# Task item
Copy out all of the records. Keep every word exact.

# Listed records
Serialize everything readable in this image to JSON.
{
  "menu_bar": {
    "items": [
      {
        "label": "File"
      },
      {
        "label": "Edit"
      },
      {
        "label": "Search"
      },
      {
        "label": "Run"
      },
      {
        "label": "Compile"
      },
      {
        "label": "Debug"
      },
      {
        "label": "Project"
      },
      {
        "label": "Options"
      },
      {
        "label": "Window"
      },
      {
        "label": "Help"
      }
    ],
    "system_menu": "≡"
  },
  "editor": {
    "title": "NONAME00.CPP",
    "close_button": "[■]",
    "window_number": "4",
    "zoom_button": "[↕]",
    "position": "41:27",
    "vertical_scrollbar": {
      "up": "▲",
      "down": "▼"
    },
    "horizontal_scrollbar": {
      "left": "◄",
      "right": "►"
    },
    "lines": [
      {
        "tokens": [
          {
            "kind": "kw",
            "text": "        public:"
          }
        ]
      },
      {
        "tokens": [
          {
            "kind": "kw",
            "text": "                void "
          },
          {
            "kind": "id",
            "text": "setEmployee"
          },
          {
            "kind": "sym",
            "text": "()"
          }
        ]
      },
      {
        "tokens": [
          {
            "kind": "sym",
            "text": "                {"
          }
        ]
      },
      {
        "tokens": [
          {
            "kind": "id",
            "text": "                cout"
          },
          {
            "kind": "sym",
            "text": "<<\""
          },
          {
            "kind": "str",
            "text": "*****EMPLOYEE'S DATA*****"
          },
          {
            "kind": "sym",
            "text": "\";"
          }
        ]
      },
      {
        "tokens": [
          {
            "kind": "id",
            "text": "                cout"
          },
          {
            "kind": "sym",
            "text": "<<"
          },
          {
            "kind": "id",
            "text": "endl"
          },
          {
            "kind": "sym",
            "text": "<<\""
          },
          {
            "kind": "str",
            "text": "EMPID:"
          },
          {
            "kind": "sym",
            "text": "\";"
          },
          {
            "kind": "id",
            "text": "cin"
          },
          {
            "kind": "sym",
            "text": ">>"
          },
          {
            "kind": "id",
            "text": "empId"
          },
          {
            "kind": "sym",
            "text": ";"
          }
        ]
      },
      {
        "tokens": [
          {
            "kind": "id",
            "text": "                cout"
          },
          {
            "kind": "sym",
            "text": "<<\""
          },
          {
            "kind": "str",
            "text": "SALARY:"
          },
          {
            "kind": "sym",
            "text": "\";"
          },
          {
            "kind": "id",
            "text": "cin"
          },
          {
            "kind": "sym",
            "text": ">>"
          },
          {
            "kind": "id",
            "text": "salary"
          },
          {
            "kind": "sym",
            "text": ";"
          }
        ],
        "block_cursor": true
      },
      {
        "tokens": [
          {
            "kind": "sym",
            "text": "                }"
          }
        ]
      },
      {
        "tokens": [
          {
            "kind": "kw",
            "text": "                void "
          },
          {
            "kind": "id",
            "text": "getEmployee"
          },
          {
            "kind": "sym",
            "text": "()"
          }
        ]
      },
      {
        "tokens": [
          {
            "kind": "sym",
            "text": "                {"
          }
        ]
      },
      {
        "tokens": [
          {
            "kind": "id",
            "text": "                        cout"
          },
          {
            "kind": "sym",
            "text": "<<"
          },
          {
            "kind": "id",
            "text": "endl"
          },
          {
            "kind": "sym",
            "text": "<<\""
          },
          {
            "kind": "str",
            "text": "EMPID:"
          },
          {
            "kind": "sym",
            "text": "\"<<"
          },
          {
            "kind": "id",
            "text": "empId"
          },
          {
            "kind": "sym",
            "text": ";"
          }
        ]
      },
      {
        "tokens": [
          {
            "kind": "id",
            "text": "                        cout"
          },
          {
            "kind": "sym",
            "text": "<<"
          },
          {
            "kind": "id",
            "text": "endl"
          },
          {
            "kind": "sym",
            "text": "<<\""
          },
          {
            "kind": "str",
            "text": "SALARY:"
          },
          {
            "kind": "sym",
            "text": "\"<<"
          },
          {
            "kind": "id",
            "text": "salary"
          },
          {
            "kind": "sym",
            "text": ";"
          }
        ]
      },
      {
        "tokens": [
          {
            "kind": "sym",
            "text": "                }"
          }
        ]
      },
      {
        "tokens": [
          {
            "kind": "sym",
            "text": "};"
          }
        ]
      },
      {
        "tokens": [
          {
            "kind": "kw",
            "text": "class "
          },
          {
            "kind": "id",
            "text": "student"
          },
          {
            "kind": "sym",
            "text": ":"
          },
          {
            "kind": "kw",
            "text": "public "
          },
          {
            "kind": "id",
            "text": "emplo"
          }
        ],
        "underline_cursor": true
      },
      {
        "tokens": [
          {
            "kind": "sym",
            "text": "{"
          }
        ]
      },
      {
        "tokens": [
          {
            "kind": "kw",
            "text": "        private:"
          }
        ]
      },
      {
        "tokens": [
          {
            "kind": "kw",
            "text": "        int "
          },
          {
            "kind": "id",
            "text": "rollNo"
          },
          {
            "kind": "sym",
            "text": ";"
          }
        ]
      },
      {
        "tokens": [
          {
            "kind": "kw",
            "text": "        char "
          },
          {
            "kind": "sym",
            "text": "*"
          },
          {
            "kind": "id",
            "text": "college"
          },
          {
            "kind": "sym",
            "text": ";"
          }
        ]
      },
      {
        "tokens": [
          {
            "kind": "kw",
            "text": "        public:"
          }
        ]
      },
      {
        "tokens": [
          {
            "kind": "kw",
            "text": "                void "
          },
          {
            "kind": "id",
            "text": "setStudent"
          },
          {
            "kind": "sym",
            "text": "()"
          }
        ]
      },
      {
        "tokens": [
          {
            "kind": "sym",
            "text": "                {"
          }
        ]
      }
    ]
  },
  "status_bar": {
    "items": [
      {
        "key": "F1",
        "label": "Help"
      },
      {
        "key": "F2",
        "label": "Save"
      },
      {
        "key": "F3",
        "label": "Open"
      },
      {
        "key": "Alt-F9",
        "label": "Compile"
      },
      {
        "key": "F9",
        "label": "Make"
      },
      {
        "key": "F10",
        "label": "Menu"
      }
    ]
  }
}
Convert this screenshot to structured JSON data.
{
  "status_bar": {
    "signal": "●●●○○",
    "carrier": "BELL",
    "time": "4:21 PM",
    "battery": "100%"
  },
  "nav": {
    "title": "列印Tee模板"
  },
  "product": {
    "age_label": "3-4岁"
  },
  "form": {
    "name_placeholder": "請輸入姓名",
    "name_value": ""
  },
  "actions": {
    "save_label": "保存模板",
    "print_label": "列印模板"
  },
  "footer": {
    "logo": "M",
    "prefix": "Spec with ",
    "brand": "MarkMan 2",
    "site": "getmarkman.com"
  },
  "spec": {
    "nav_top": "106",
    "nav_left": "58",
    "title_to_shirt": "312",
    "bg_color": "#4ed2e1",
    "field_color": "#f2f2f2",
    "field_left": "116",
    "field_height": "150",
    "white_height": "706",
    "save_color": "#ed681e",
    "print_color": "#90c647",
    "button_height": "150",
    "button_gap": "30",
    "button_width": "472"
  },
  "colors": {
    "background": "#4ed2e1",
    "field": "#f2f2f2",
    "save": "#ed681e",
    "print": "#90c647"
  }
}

# Response
Serialize everything readable in this image to JSON.
{
  "menu_bar": {
    "items": [
      {
        "label": "File"
      },
      {
        "label": "Edit"
      },
      {
        "label": "Search"
      },
      {
        "label": "Run"
      },
      {
        "label": "Compile"
      },
      {
        "label": "Debug"
      },
      {
        "label": "Project"
      },
      {
        "label": "Options"
      },
      {
        "label": "Window"
      },
      {
        "label": "Help"
      }
    ],
    "system_menu": "≡"
  },
  "editor": {
    "title": "NONAME00.CPP",
    "close_button": "[■]",
    "window_number": "4",
    "zoom_button": "[↕]",
    "position": "41:27",
    "vertical_scrollbar": {
      "up": "▲",
      "down": "▼"
    },
    "horizontal_scrollbar": {
      "left": "◄",
      "right": "►"
    },
    "lines": [
      {
        "tokens": [
          {
            "kind": "kw",
            "text": "        public:"
          }
        ]
      },
      {
        "tokens": [
          {
            "kind": "kw",
            "text": "                void "
          },
          {
            "kind": "id",
            "text": "setEmployee"
          },
          {
            "kind": "sym",
            "text": "()"
          }
        ]
      },
      {
        "tokens": [
          {
            "kind": "sym",
            "text": "                {"
          }
        ]
      },
      {
        "tokens": [
          {
            "kind": "id",
            "text": "                cout"
          },
          {
            "kind": "sym",
            "text": "<<\""
          },
          {
            "kind": "str",
            "text": "*****EMPLOYEE'S DATA*****"
          },
          {
            "kind": "sym",
            "text": "\";"
          }
        ]
      },
      {
        "tokens": [
          {
            "kind": "id",
            "text": "                cout"
          },
          {
            "kind": "sym",
            "text": "<<"
          },
          {
            "kind": "id",
            "text": "endl"
          },
          {
            "kind": "sym",
            "text": "<<\""
          },
          {
            "kind": "str",
            "text": "EMPID:"
          },
          {
            "kind": "sym",
            "text": "\";"
          },
          {
            "kind": "id",
            "text": "cin"
          },
          {
            "kind": "sym",
            "text": ">>"
          },
          {
            "kind": "id",
            "text": "empId"
          },
          {
            "kind": "sym",
            "text": ";"
          }
        ]
      },
      {
        "tokens": [
          {
            "kind": "id",
            "text": "                cout"
          },
          {
            "kind": "sym",
            "text": "<<\""
          },
          {
            "kind": "str",
            "text": "SALARY:"
          },
          {
            "kind": "sym",
            "text": "\";"
          },
          {
            "kind": "id",
            "text": "cin"
          },
          {
            "kind": "sym",
            "text": ">>"
          },
          {
            "kind": "id",
            "text": "salary"
          },
          {
            "kind": "sym",
            "text": ";"
          }
        ],
        "block_cursor": true
      },
      {
        "tokens": [
          {
            "kind": "sym",
            "text": "                }"
          }
        ]
      },
      {
        "tokens": [
          {
            "kind": "kw",
            "text": "                void "
          },
          {
            "kind": "id",
            "text": "getEmployee"
          },
          {
            "kind": "sym",
            "text": "()"
          }
        ]
      },
      {
        "tokens": [
          {
            "kind": "sym",
            "text": "                {"
          }
        ]
      },
      {
        "tokens": [
          {
            "kind": "id",
            "text": "                        cout"
          },
          {
            "kind": "sym",
            "text": "<<"
          },
          {
            "kind": "id",
            "text": "endl"
          },
          {
            "kind": "sym",
            "text": "<<\""
          },
          {
            "kind": "str",
            "text": "EMPID:"
          },
          {
            "kind": "sym",
            "text": "\"<<"
          },
          {
            "kind": "id",
            "text": "empId"
          },
          {
            "kind": "sym",
            "text": ";"
          }
        ]
      },
      {
        "tokens": [
          {
            "kind": "id",
            "text": "                        cout"
          },
          {
            "kind": "sym",
            "text": "<<"
          },
          {
            "kind": "id",
            "text": "endl"
          },
          {
            "kind": "sym",
            "text": "<<\""
          },
          {
            "kind": "str",
            "text": "SALARY:"
          },
          {
            "kind": "sym",
            "text": "\"<<"
          },
          {
            "kind": "id",
            "text": "salary"
          },
          {
            "kind": "sym",
            "text": ";"
          }
        ]
      },
      {
        "tokens": [
          {
            "kind": "sym",
            "text": "                }"
          }
        ]
      },
      {
        "tokens": [
          {
            "kind": "sym",
            "text": "};"
          }
        ]
      },
      {
        "tokens": [
          {
            "kind": "kw",
            "text": "class "
          },
          {
            "kind": "id",
            "text": "student"
          },
          {
            "kind": "sym",
            "text": ":"
          },
          {
            "kind": "kw",
            "text": "public "
          },
          {
            "kind": "id",
            "text": "emplo"
          }
        ],
        "underline_cursor": true
      },
      {
        "tokens": [
          {
            "kind": "sym",
            "text": "{"
          }
        ]
      },
      {
        "tokens": [
          {
            "kind": "kw",
            "text": "        private:"
          }
        ]
      },
      {
        "tokens": [
          {
            "kind": "kw",
            "text": "        int "
          },
          {
            "kind": "id",
            "text": "rollNo"
          },
          {
            "kind": "sym",
            "text": ";"
          }
        ]
      },
      {
        "tokens": [
          {
            "kind": "kw",
            "text": "        char "
          },
          {
            "kind": "sym",
            "text": "*"
          },
          {
            "kind": "id",
            "text": "college"
          },
          {
            "kind": "sym",
            "text": ";"
          }
        ]
      },
      {
        "tokens": [
          {
            "kind": "kw",
            "text": "        public:"
          }
        ]
      },
      {
        "tokens": [
          {
            "kind": "kw",
            "text": "                void "
          },
          {
            "kind": "id",
            "text": "setStudent"
          },
          {
            "kind": "sym",
            "text": "()"
          }
        ]
      },
      {
        "tokens": [
          {
            "kind": "sym",
            "text": "                {"
          }
        ]
      }
    ]
  },
  "status_bar": {
    "items": [
      {
        "key": "F1",
        "label": "Help"
      },
      {
        "key": "F2",
        "label": "Save"
      },
      {
        "key": "F3",
        "label": "Open"
      },
      {
        "key": "Alt-F9",
        "label": "Compile"
      },
      {
        "key": "F9",
        "label": "Make"
      },
      {
        "key": "F10",
        "label": "Menu"
      }
    ]
  }
}
Convert this screenshot to structured JSON data.
{
  "status_bar": {
    "signal": "●●●○○",
    "carrier": "BELL",
    "time": "4:21 PM",
    "battery": "100%"
  },
  "nav": {
    "title": "列印Tee模板"
  },
  "product": {
    "age_label": "3-4岁"
  },
  "form": {
    "name_placeholder": "請輸入姓名",
    "name_value": ""
  },
  "actions": {
    "save_label": "保存模板",
    "print_label": "列印模板"
  },
  "footer": {
    "logo": "M",
    "prefix": "Spec with ",
    "brand": "MarkMan 2",
    "site": "getmarkman.com"
  },
  "spec": {
    "nav_top": "106",
    "nav_left": "58",
    "title_to_shirt": "312",
    "bg_color": "#4ed2e1",
    "field_color": "#f2f2f2",
    "field_left": "116",
    "field_height": "150",
    "white_height": "706",
    "save_color": "#ed681e",
    "print_color": "#90c647",
    "button_height": "150",
    "button_gap": "30",
    "button_width": "472"
  },
  "colors": {
    "background": "#4ed2e1",
    "field": "#f2f2f2",
    "save": "#ed681e",
    "print": "#90c647"
  }
}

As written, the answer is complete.